Copy every line of the material precisely.

Segment Open

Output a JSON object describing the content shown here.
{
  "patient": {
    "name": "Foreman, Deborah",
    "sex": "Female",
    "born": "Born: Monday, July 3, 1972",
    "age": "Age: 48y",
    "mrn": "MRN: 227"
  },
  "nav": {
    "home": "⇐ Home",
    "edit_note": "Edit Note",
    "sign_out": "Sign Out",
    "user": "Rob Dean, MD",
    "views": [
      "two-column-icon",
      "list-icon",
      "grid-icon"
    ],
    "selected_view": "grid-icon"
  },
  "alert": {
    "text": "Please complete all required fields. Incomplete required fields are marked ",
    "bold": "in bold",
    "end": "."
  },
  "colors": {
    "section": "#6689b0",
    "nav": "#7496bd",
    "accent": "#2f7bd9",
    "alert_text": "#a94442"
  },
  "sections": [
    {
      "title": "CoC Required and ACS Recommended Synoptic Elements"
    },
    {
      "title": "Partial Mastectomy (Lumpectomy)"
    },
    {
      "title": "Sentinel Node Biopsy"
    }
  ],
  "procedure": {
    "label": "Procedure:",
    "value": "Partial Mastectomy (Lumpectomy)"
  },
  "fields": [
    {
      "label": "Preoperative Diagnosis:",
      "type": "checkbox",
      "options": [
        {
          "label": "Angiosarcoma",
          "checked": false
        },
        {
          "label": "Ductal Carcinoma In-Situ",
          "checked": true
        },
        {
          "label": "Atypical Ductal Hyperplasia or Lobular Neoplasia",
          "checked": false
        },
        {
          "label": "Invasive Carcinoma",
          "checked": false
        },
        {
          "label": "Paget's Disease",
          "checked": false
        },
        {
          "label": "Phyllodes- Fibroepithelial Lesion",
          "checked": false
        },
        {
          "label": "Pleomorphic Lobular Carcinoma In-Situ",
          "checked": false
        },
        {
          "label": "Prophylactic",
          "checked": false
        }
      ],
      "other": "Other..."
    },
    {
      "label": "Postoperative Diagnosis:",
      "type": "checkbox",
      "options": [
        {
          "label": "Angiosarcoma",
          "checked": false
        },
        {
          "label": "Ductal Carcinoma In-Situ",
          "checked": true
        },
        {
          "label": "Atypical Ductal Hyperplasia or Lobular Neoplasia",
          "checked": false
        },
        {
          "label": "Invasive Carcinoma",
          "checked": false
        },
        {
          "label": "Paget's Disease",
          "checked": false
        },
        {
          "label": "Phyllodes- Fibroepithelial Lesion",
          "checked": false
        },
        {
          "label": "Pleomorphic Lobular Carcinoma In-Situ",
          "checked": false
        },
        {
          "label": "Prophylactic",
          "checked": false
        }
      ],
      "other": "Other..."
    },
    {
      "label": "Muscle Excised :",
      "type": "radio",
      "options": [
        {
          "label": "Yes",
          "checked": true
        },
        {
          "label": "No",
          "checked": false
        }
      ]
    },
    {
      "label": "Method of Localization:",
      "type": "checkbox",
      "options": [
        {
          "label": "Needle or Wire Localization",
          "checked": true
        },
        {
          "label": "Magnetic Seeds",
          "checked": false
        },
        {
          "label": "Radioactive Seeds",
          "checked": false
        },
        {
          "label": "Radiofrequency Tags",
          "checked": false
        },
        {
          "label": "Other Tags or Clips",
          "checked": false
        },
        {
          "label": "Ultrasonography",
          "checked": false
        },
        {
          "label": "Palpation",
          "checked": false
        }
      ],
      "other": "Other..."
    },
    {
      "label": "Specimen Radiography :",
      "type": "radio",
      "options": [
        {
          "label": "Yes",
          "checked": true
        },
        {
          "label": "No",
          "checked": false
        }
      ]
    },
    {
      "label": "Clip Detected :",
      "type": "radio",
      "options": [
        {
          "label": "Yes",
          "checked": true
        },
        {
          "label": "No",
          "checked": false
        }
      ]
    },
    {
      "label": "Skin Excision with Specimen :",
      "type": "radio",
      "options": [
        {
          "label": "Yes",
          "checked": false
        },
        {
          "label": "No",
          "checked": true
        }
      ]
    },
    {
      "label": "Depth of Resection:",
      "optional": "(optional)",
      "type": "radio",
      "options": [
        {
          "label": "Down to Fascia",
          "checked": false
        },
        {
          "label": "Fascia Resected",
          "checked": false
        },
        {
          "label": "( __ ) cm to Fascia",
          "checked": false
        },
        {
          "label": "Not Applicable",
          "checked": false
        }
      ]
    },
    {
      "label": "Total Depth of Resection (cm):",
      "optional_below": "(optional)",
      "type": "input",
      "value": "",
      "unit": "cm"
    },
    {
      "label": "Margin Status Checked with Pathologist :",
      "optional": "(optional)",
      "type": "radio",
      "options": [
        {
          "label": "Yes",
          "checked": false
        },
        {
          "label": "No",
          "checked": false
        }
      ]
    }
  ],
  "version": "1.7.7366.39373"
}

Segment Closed

Written response.
Output a JSON object describing the content shown here.
{
  "patient": {
    "name": "Foreman, Deborah",
    "sex": "Female",
    "born": "Born: Monday, July 3, 1972",
    "age": "Age: 48y",
    "mrn": "MRN: 227"
  },
  "nav": {
    "home": "⇐ Home",
    "edit_note": "Edit Note",
    "sign_out": "Sign Out",
    "user": "Rob Dean, MD",
    "views": [
      "two-column-icon",
      "list-icon",
      "grid-icon"
    ],
    "selected_view": "grid-icon"
  },
  "alert": {
    "text": "Please complete all required fields. Incomplete required fields are marked ",
    "bold": "in bold",
    "end": "."
  },
  "colors": {
    "section": "#6689b0",
    "nav": "#7496bd",
    "accent": "#2f7bd9",
    "alert_text": "#a94442"
  },
  "sections": [
    {
      "title": "CoC Required and ACS Recommended Synoptic Elements"
    },
    {
      "title": "Partial Mastectomy (Lumpectomy)"
    },
    {
      "title": "Sentinel Node Biopsy"
    }
  ],
  "procedure": {
    "label": "Procedure:",
    "value": "Partial Mastectomy (Lumpectomy)"
  },
  "fields": [
    {
      "label": "Preoperative Diagnosis:",
      "type": "checkbox",
      "options": [
        {
          "label": "Angiosarcoma",
          "checked": false
        },
        {
          "label": "Ductal Carcinoma In-Situ",
          "checked": true
        },
        {
          "label": "Atypical Ductal Hyperplasia or Lobular Neoplasia",
          "checked": false
        },
        {
          "label": "Invasive Carcinoma",
          "checked": false
        },
        {
          "label": "Paget's Disease",
          "checked": false
        },
        {
          "label": "Phyllodes- Fibroepithelial Lesion",
          "checked": false
        },
        {
          "label": "Pleomorphic Lobular Carcinoma In-Situ",
          "checked": false
        },
        {
          "label": "Prophylactic",
          "checked": false
        }
      ],
      "other": "Other..."
    },
    {
      "label": "Postoperative Diagnosis:",
      "type": "checkbox",
      "options": [
        {
          "label": "Angiosarcoma",
          "checked": false
        },
        {
          "label": "Ductal Carcinoma In-Situ",
          "checked": true
        },
        {
          "label": "Atypical Ductal Hyperplasia or Lobular Neoplasia",
          "checked": false
        },
        {
          "label": "Invasive Carcinoma",
          "checked": false
        },
        {
          "label": "Paget's Disease",
          "checked": false
        },
        {
          "label": "Phyllodes- Fibroepithelial Lesion",
          "checked": false
        },
        {
          "label": "Pleomorphic Lobular Carcinoma In-Situ",
          "checked": false
        },
        {
          "label": "Prophylactic",
          "checked": false
        }
      ],
      "other": "Other..."
    },
    {
      "label": "Muscle Excised :",
      "type": "radio",
      "options": [
        {
          "label": "Yes",
          "checked": true
        },
        {
          "label": "No",
          "checked": false
        }
      ]
    },
    {
      "label": "Method of Localization:",
      "type": "checkbox",
      "options": [
        {
          "label": "Needle or Wire Localization",
          "checked": true
        },
        {
          "label": "Magnetic Seeds",
          "checked": false
        },
        {
          "label": "Radioactive Seeds",
          "checked": false
        },
        {
          "label": "Radiofrequency Tags",
          "checked": false
        },
        {
          "label": "Other Tags or Clips",
          "checked": false
        },
        {
          "label": "Ultrasonography",
          "checked": false
        },
        {
          "label": "Palpation",
          "checked": false
        }
      ],
      "other": "Other..."
    },
    {
      "label": "Specimen Radiography :",
      "type": "radio",
      "options": [
        {
          "label": "Yes",
          "checked": true
        },
        {
          "label": "No",
          "checked": false
        }
      ]
    },
    {
      "label": "Clip Detected :",
      "type": "radio",
      "options": [
        {
          "label": "Yes",
          "checked": true
        },
        {
          "label": "No",
          "checked": false
        }
      ]
    },
    {
      "label": "Skin Excision with Specimen :",
      "type": "radio",
      "options": [
        {
          "label": "Yes",
          "checked": false
        },
        {
          "label": "No",
          "checked": true
        }
      ]
    },
    {
      "label": "Depth of Resection:",
      "optional": "(optional)",
      "type": "radio",
      "options": [
        {
          "label": "Down to Fascia",
          "checked": false
        },
        {
          "label": "Fascia Resected",
          "checked": false
        },
        {
          "label": "( __ ) cm to Fascia",
          "checked": false
        },
        {
          "label": "Not Applicable",
          "checked": false
        }
      ]
    },
    {
      "label": "Total Depth of Resection (cm):",
      "optional_below": "(optional)",
      "type": "input",
      "value": "",
      "unit": "cm"
    },
    {
      "label": "Margin Status Checked with Pathologist :",
      "optional": "(optional)",
      "type": "radio",
      "options": [
        {
          "label": "Yes",
          "checked": false
        },
        {
          "label": "No",
          "checked": false
        }
      ]
    }
  ],
  "version": "1.7.7366.39373"
}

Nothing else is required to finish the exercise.